cocane, yes I know this is his goal, but did you not read the whole thing? He wants to replicate what happened to the Russians....his strategy only works if we cannot decisively defeat the terrorists and leave (as in Afghanistan) it doesn't work say like when we ousted the Taliban...you think Al Quida thinks that we have ousted the taliban and forced him into hiding is a good thing?

See? Osama wants the US to be entangled in as many foreign states as possible to bleed its economy.

And this only works if we fail our effort in confronting terrorists. Is this want you want? For the US to lose, give up and ignore radical Islam? I mean if you think this is the best course of action, I'm not going to try to convince you otherwise - I rather have clarity then agreement.

Be sure to check the "bosnia" section. Al-Qaeda loves to go into battle zones and turn the tide, that's actually their major MO. Of course, being a fan of a "Islamic terrorism watch" site, you should be informed of all this right?

LOL, did you not read the whole thing?

"While their bravery in the fray initially attracted a small number of native Bosnians to join them, their brutality against civilians[37] came to appall many native Bosnians and repel new recruits. At the same time, their vigorous attempts to Islamicize the local population with rules on appropriate dress and behavior were widely resented and thus went unheeded. In his book Al-Qaida’s Jihad in Europe: the Afghan-Bosnian Network, Evan Kohlmann summarizes: "In spite of vigorous efforts to ‘Islamicise’ the nominally Muslim Bosnian populace, the locals could not be convinced to abandon pork, alcohol, or public displays of affection. Bosnian women persistently refused to wear the hijab or follow the other mandates for female behavior prescribed by extreme fundamentalist Islam."

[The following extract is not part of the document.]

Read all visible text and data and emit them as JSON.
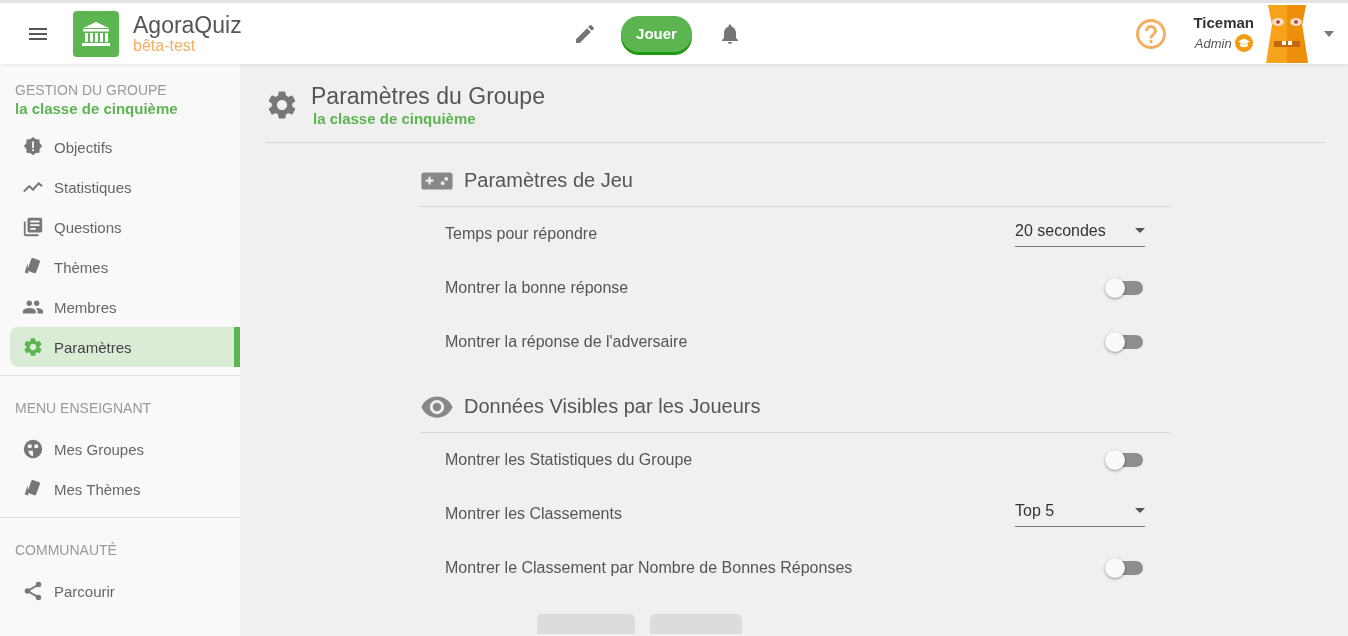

Osama turned off the Bosnians...

Cokane, again - easy on the white powder.

Please spare me the intellectual dishonesty of your last posts. I'm not going to debate with you if you continue this kind of pointless sophistry.

intellectual dishonesty? How so? What lie or trickery have I engaged in?

Saying that the Shiites will ally with Iran is no way to defend Howard's assertion that AQ wants the US to leave Iraq.

Please re-read this thread, this response was not about Howard, this response was to you when you posed a "worse case scenario" (sigh)

AQ DOES NOT want the US to leave.

If they don't, then why were they happy when the Russian's left Afghanistan? They want us to stay and lose (then leave) That is a more accurate MO

I never said AQ was not terrorists. I said Howard did not say "terrorists" he said AQ.

...Again, AQ are not terrorists?

But any objective observe can see from your posts that LGF has failed to educate its readers on the true nature of Islamic terrorism.

The irony